Loudon Wainwright III Reissues
Critically acclaimed yet criminally underappreciated by American music fans (he’s been better appreciated in Great Britain), singer-songwriter Loudon Wainwright III has had a 30+ year career making the personal universal with wit, clarity and tunefulness. He’s also an actor (recent film appearances include The 40-Year-Old Virgin, Elizabethtown and The Aviator) and, you may have heard, father of the talented Rufus and Martha.
Son of the Life magazine columnist Loudon Wainwright Jr., LWIII was brought up in Westchester County, New York, and dropped out of college en route to becoming a troubadour. After paying dues in the New York City folk scene, he signed with Atlantic Records, which released these first two efforts in 1970 and 1971. Despite positive reviews and “new Dylan” buzz, the albums did not find their audience, and our hero moved on to Columbia Records, where he would release, for better or for worse, his only charting record, the novelty hit “Dead Skunk.” And the rest is, well, History, a 1992 album by that name, along with a slew of fine recordings from before and after.
But here is where it all began: Loudon Wainwright III and Album II. Both recordings feature Loudon in his element -- accompanied only by his own guitar (with a couple of exceptions on Album II). Loudon Wainwright III demonstrates his flair for poking fun, with targets including the counterculture (“Glad To See You’ve Got Religion”) as well as himself (“School Days”), but also has a more serious side (the character studies “Central Square Song” and “Black Uncle Remus”). Album II focuses on Loudon’s sardonic observational style, from the confessional (“I Know I’m Unhappy”) to relationships (“Cook That Dinner Dora”) to the mundane (“Plane, Too”), with a sweet and straightforward surprise, a cover of the Western trail song “Old Paint” featuring backup vocals by then-wife Kate McGarrigle. (“School Days,” a brightly melodic fan favorite, was later covered on 1998’s The McGarrigle Hour, with lead vocals shifting from the McGarrigle sisters to Rufus to Loudon.)

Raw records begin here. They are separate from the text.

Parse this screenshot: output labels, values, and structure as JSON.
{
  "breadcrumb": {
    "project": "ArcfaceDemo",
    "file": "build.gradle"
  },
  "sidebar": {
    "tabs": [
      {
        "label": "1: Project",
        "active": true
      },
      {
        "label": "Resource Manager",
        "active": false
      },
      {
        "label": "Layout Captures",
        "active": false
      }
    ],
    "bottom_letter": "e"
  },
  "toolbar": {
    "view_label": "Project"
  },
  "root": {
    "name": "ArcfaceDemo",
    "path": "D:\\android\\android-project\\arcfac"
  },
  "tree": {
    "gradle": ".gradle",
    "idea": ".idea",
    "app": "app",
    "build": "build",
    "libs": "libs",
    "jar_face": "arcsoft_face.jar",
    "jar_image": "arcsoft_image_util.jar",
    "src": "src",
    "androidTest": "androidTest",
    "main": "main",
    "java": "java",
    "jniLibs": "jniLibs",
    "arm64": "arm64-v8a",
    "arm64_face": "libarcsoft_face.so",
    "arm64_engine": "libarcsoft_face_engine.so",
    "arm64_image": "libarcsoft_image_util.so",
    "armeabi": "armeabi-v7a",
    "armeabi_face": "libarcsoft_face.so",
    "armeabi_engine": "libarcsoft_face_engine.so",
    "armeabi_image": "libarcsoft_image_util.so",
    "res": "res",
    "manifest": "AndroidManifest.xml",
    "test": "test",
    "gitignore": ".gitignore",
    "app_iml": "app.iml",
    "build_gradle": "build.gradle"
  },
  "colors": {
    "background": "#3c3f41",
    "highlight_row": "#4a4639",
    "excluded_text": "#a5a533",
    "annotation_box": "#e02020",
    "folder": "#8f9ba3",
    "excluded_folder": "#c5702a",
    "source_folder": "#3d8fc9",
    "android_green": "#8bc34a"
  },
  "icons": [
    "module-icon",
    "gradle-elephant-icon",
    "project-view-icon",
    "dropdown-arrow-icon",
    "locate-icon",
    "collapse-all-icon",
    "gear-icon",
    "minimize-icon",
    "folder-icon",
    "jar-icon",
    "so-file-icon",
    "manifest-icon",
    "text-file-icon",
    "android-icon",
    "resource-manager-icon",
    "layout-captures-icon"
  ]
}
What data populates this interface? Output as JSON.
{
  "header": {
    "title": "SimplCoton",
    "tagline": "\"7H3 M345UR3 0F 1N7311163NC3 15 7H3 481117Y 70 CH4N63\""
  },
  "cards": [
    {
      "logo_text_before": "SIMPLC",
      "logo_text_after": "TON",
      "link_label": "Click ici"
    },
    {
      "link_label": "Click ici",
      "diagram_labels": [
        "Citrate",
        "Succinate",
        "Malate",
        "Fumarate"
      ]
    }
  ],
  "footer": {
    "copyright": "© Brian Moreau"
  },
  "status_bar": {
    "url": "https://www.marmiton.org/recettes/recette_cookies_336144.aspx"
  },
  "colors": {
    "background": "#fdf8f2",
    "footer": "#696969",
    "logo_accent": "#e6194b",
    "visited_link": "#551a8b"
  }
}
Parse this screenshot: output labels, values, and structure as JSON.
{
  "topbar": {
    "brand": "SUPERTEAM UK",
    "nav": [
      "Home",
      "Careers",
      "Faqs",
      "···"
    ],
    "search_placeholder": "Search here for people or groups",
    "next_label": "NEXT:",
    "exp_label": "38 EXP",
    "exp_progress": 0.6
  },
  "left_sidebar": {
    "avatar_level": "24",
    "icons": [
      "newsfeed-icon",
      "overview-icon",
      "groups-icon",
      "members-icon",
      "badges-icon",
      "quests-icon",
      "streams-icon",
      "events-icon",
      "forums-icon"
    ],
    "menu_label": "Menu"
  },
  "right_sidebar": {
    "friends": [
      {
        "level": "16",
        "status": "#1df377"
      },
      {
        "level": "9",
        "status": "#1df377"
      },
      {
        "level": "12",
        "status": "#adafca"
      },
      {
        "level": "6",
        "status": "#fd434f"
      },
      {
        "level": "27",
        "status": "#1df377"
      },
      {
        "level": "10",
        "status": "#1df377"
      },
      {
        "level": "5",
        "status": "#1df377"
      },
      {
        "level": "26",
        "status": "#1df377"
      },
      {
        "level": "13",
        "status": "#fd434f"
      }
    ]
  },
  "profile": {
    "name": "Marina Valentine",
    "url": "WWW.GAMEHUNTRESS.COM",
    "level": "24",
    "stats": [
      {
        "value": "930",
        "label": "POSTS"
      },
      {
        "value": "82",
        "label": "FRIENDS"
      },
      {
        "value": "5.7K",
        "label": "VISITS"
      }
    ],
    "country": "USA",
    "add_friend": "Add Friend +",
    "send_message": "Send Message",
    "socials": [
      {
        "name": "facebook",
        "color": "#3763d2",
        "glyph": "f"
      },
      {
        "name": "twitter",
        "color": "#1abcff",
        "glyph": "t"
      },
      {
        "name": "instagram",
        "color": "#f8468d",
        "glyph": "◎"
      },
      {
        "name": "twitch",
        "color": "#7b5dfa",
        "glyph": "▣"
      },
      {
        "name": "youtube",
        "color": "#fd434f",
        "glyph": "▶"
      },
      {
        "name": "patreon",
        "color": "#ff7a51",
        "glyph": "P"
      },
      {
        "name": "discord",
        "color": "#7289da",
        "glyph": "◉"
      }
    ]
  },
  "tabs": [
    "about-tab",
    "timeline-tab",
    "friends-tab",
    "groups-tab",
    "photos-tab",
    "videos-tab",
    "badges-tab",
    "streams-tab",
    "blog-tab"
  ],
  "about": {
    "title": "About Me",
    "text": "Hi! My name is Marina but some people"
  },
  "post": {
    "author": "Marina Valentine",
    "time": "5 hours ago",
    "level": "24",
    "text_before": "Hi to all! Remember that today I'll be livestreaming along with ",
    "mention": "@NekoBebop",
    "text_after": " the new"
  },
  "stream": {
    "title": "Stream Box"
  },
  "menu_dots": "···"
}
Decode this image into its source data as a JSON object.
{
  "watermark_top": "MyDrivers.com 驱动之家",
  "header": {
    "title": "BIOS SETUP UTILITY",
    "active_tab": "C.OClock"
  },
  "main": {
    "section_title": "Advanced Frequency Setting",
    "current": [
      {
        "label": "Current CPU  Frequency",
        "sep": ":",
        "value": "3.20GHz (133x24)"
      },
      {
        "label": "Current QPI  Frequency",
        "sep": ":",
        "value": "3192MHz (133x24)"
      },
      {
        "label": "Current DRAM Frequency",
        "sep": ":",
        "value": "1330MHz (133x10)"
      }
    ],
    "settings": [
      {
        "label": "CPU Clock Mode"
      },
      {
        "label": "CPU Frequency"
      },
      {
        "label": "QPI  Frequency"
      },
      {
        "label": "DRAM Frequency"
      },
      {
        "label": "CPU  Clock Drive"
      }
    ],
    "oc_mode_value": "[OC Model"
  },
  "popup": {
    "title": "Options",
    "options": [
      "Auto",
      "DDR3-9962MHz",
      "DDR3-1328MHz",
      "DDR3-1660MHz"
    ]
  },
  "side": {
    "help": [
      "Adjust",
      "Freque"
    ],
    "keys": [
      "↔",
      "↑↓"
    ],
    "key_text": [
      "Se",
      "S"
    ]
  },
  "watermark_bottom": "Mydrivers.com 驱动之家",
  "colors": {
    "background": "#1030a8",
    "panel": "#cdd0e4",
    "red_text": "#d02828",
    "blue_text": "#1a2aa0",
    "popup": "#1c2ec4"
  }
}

On careful listen, the “new Dylan” tag proved off the mark. Lines such as “I know that I’m angry/I know I’m afraid/I rarely make love/I mostly get laid” and “There was a bathroom on the plane/Flushing toilet too” are pure Loudon. As Loudon himself once said of what was then considered folk music, “Allan Sherman was more interesting to me in a way than Phil Ochs. It’s just my taste.”